It makes sense to provide a “reasonable accommodation” for any student who cannot participate in an activity because of a temporary or permanent condition, such as the chemistry student who chose not to complete her chromatography course because of the risks to her unborn child (“A woman’s place is in the lab – even if she is pregnant”, Opinion, 31 May).
In my time, I have served as an amanuensis for someone who injured their writing hand just before an exam (poor examiners; my handwriting is dire), taken exam papers to students’ homes when broken legs or, indeed, advanced pregnancy made it difficult to get in to sit them, and had students direct someone else (or me) in doing physical work in a computing laboratory when teaching networking – the class had to demonstrate that they could hook up a network physically, and that can be difficult to do if you have limited mobility, for whatever reason.

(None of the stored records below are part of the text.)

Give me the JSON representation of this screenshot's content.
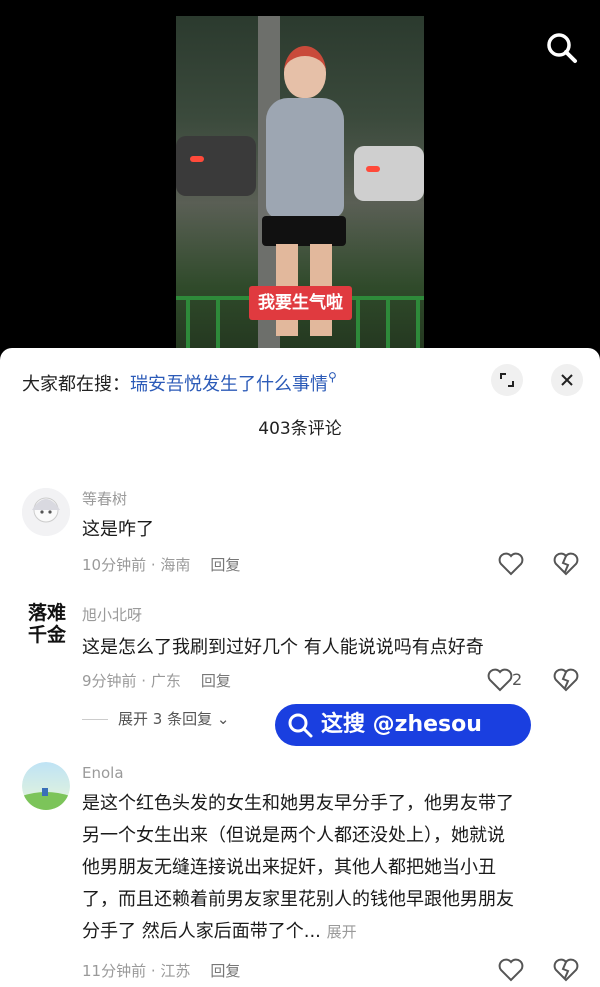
{
  "video": {
    "caption": "我要生气啦",
    "search_icon": "search-icon"
  },
  "sheet": {
    "search_prefix": "大家都在搜：",
    "search_link": "瑞安吾悦发生了什么事情",
    "comment_count": "403条评论",
    "expand_icon": "expand-icon",
    "close_icon": "close-icon"
  },
  "comments": [
    {
      "user": "等春树",
      "text": "这是咋了",
      "time_location": "10分钟前 · 海南",
      "reply": "回复",
      "likes": ""
    },
    {
      "user": "旭小北呀",
      "avatar_text_1": "落难",
      "avatar_text_2": "千金",
      "text": "这是怎么了我刷到过好几个 有人能说说吗有点好奇",
      "time_location": "9分钟前 · 广东",
      "reply": "回复",
      "likes": "2",
      "expand_replies": "展开 3 条回复"
    },
    {
      "user": "Enola",
      "text_lines": [
        "是这个红色头发的女生和她男友早分手了，他男友带了",
        "另一个女生出来（但说是两个人都还没处上），她就说",
        "他男朋友无缝连接说出来捉奸，其他人都把她当小丑",
        "了，而且还赖着前男友家里花别人的钱他早跟他男朋友",
        "分手了 然后人家后面带了个..."
      ],
      "more": "展开",
      "time_location": "11分钟前 · 江苏",
      "reply": "回复",
      "likes": ""
    }
  ],
  "watermark": {
    "text": "这搜 @zhesou"
  },
  "colors": {
    "link": "#2c5bb8",
    "caption_bg": "#e03a3f",
    "watermark_bg": "#1a3fe0"
  }
}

But that was me, as the relevant tutor. I would always make suitable arrangements and tell the institution how I was handling it. Surely whoever was running the chromatography class in question could have provided a solution – perhaps draft in a graduate student to help, or pair the pregnant woman with another student who could handle chemicals safely.